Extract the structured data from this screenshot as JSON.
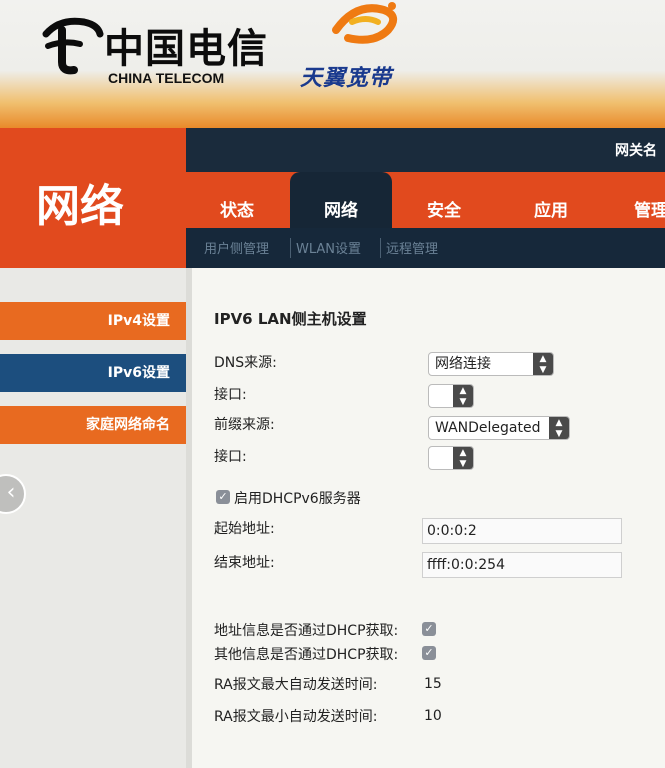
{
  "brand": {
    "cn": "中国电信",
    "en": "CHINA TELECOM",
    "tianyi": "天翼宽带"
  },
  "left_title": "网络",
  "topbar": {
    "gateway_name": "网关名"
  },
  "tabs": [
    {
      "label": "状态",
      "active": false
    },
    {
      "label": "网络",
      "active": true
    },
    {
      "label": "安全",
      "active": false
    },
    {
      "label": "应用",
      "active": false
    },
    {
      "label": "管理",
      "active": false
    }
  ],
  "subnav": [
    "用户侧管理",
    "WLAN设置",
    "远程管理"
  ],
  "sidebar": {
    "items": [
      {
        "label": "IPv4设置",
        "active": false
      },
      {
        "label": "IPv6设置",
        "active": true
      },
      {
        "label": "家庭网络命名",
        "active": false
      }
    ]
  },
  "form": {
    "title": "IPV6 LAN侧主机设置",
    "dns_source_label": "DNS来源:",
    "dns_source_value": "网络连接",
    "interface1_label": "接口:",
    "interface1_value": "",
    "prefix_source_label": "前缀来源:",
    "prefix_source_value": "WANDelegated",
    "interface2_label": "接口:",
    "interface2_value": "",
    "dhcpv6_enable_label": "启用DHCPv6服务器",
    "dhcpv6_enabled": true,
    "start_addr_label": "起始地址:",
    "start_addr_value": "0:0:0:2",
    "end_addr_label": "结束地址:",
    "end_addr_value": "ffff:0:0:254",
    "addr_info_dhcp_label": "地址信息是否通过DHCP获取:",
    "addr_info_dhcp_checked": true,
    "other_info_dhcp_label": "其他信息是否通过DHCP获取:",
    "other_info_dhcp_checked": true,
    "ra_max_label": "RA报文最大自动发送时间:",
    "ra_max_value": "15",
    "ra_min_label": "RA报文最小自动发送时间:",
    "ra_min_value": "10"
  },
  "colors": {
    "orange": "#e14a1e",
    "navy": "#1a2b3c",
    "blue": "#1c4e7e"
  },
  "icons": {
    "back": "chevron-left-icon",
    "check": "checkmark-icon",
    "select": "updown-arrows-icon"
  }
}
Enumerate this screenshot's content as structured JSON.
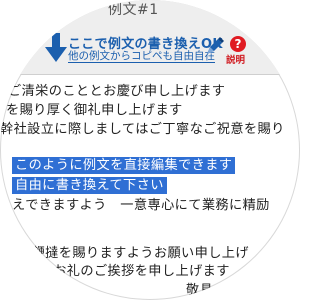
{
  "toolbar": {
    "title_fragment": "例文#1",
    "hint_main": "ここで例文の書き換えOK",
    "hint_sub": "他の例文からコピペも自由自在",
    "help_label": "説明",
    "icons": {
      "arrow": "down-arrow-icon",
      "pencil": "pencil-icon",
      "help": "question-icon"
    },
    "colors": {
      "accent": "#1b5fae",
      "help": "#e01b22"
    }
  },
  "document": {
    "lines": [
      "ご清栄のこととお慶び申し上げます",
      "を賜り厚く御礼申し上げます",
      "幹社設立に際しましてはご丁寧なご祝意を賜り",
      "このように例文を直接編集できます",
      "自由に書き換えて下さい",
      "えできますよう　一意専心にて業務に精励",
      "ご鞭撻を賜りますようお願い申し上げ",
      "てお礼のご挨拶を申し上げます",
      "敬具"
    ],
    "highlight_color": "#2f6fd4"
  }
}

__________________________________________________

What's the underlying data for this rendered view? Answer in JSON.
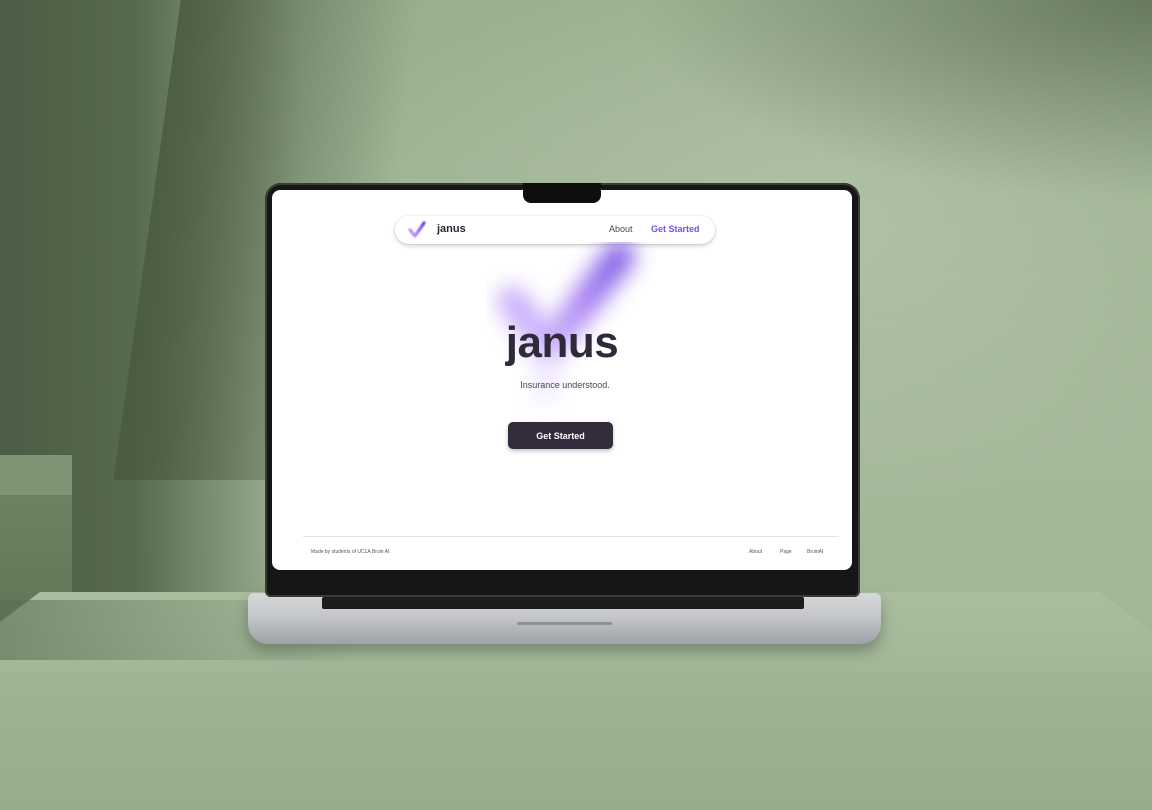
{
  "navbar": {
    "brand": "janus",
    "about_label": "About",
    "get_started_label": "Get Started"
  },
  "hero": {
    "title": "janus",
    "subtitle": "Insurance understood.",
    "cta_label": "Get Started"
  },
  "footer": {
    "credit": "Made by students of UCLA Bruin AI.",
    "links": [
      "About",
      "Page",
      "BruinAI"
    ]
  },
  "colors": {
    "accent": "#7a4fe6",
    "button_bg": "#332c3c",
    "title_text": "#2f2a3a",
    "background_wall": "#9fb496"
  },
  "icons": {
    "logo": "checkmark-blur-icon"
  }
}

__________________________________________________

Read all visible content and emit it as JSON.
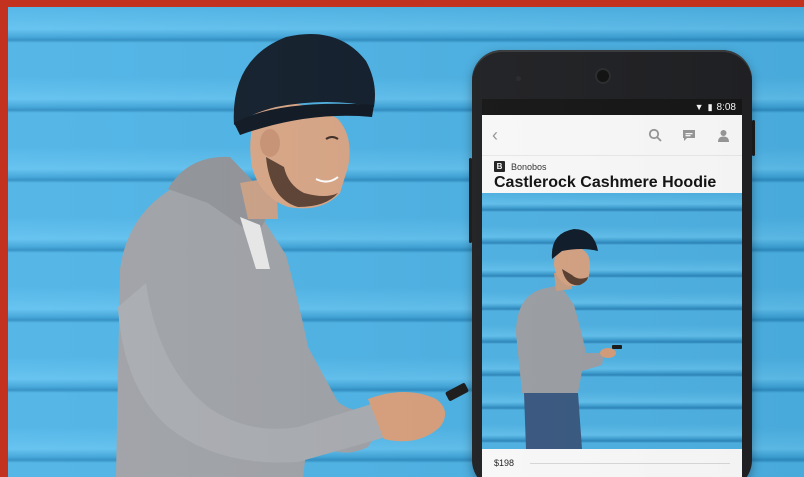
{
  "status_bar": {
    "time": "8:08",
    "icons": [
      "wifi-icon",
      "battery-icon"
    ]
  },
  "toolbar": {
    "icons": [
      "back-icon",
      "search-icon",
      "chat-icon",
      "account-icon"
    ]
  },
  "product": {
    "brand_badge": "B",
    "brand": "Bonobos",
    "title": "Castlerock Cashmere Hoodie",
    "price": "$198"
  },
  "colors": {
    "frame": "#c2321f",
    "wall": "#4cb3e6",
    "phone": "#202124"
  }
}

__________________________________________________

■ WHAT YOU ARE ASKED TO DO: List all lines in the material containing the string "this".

■ TASK RESPONSE:
Extract the structured data from this screenshot as JSON.
Enumerate this screenshot's content as structured JSON.
What's the underlying data for this rendered view? Answer in JSON.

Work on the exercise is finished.